§ Listed entries
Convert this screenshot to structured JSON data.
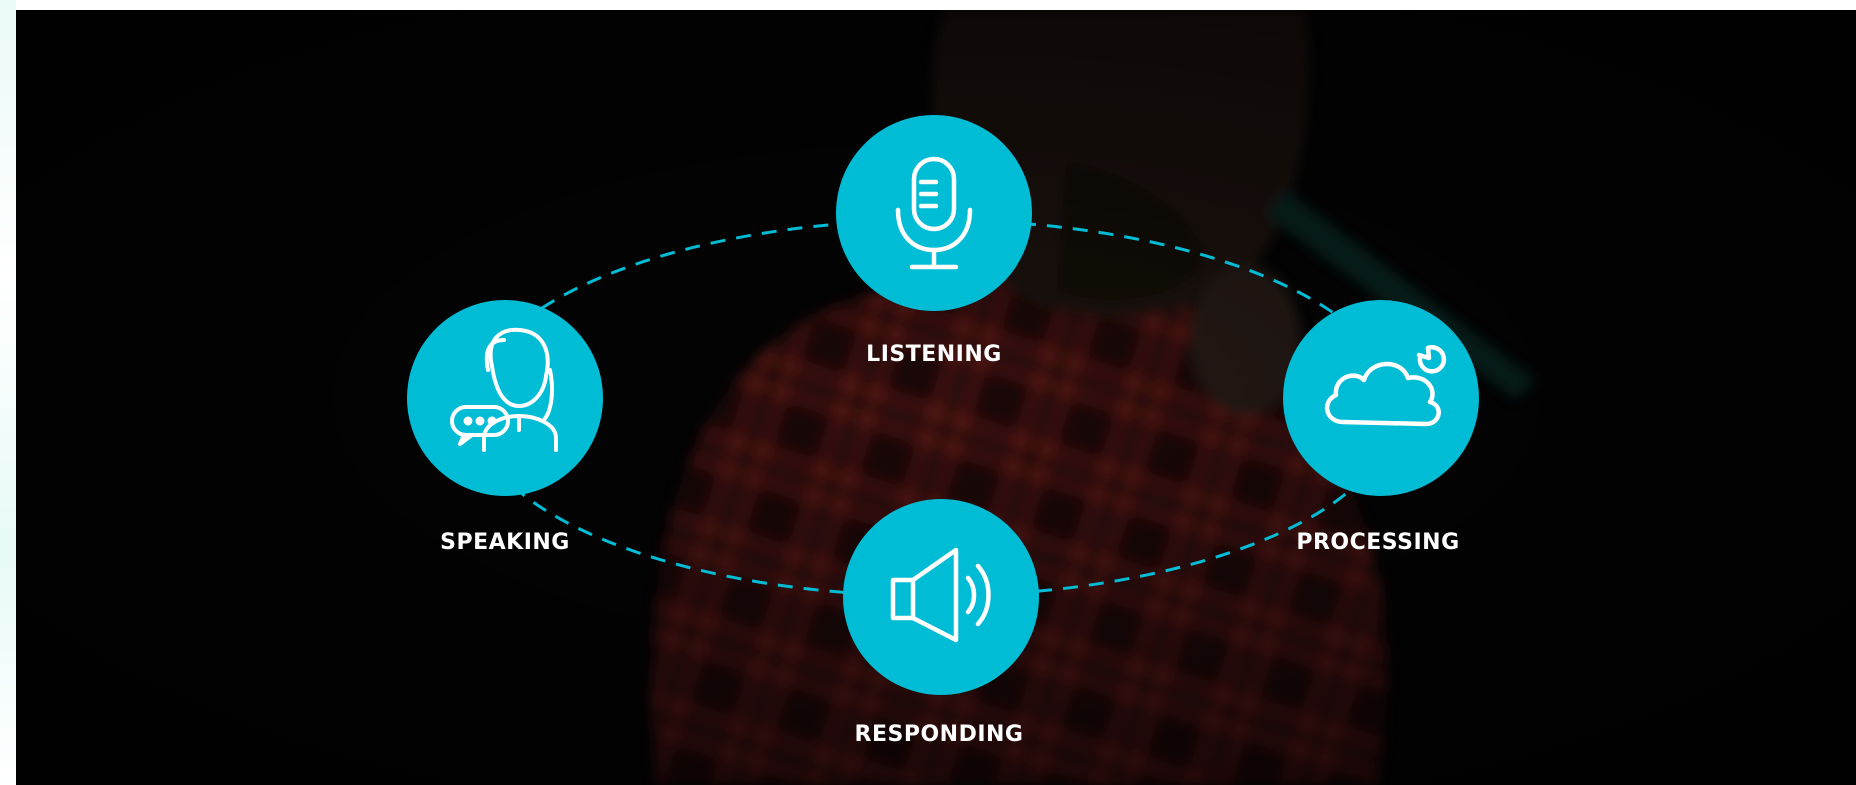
{
  "colors": {
    "accent": "#00BCD4",
    "background": "#050506",
    "label": "#FFFFFF",
    "shirt_red": "#7A1F1A"
  },
  "nodes": [
    {
      "id": "listening",
      "label": "LISTENING",
      "icon": "microphone-icon"
    },
    {
      "id": "processing",
      "label": "PROCESSING",
      "icon": "cloud-sync-icon"
    },
    {
      "id": "responding",
      "label": "RESPONDING",
      "icon": "speaker-icon"
    },
    {
      "id": "speaking",
      "label": "SPEAKING",
      "icon": "speaking-person-icon"
    }
  ]
}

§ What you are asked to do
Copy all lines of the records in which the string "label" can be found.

§ Task response
    "label": "#FFFFFF",
      "label": "LISTENING",
      "label": "PROCESSING",
      "label": "RESPONDING",
      "label": "SPEAKING",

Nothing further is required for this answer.